### TASK OBJECTIVE
Scan the records for the line containing "Transcribe this image's"; extract it and all later lines, verbatim, through the end, and nothing before it.

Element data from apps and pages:
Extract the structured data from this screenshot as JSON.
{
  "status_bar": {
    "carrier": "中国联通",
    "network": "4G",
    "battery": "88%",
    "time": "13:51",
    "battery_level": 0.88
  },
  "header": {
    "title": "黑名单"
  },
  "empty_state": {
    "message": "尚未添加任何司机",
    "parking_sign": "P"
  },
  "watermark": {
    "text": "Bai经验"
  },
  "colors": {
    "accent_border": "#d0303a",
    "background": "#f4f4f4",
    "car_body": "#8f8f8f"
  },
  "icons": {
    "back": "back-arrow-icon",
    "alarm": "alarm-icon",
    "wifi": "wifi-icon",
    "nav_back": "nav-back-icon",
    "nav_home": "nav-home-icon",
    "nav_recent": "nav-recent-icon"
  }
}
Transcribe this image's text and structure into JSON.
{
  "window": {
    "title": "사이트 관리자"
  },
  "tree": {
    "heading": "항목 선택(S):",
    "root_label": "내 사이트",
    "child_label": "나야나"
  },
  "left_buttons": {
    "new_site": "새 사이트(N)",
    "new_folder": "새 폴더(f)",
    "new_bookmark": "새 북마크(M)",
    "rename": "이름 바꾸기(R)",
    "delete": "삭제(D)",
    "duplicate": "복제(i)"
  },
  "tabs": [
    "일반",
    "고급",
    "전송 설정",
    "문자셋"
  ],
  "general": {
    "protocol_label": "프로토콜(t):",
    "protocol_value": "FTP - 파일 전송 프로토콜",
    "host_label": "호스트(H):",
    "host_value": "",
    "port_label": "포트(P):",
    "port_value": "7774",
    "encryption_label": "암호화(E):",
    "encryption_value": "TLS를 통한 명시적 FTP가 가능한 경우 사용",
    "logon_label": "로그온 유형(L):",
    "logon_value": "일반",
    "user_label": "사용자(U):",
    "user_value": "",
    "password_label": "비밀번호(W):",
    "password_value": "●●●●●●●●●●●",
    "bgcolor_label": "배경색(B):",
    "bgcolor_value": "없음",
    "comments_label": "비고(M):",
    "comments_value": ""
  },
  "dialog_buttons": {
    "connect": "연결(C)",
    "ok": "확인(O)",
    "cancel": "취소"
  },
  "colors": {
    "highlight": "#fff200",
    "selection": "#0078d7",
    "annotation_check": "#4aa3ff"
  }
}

### ANSWER SECTION
Transcribe this image's text and structure into JSON.
{
  "window": {
    "title": "사이트 관리자"
  },
  "tree": {
    "heading": "항목 선택(S):",
    "root_label": "내 사이트",
    "child_label": "나야나"
  },
  "left_buttons": {
    "new_site": "새 사이트(N)",
    "new_folder": "새 폴더(f)",
    "new_bookmark": "새 북마크(M)",
    "rename": "이름 바꾸기(R)",
    "delete": "삭제(D)",
    "duplicate": "복제(i)"
  },
  "tabs": [
    "일반",
    "고급",
    "전송 설정",
    "문자셋"
  ],
  "general": {
    "protocol_label": "프로토콜(t):",
    "protocol_value": "FTP - 파일 전송 프로토콜",
    "host_label": "호스트(H):",
    "host_value": "",
    "port_label": "포트(P):",
    "port_value": "7774",
    "encryption_label": "암호화(E):",
    "encryption_value": "TLS를 통한 명시적 FTP가 가능한 경우 사용",
    "logon_label": "로그온 유형(L):",
    "logon_value": "일반",
    "user_label": "사용자(U):",
    "user_value": "",
    "password_label": "비밀번호(W):",
    "password_value": "●●●●●●●●●●●",
    "bgcolor_label": "배경색(B):",
    "bgcolor_value": "없음",
    "comments_label": "비고(M):",
    "comments_value": ""
  },
  "dialog_buttons": {
    "connect": "연결(C)",
    "ok": "확인(O)",
    "cancel": "취소"
  },
  "colors": {
    "highlight": "#fff200",
    "selection": "#0078d7",
    "annotation_check": "#4aa3ff"
  }
}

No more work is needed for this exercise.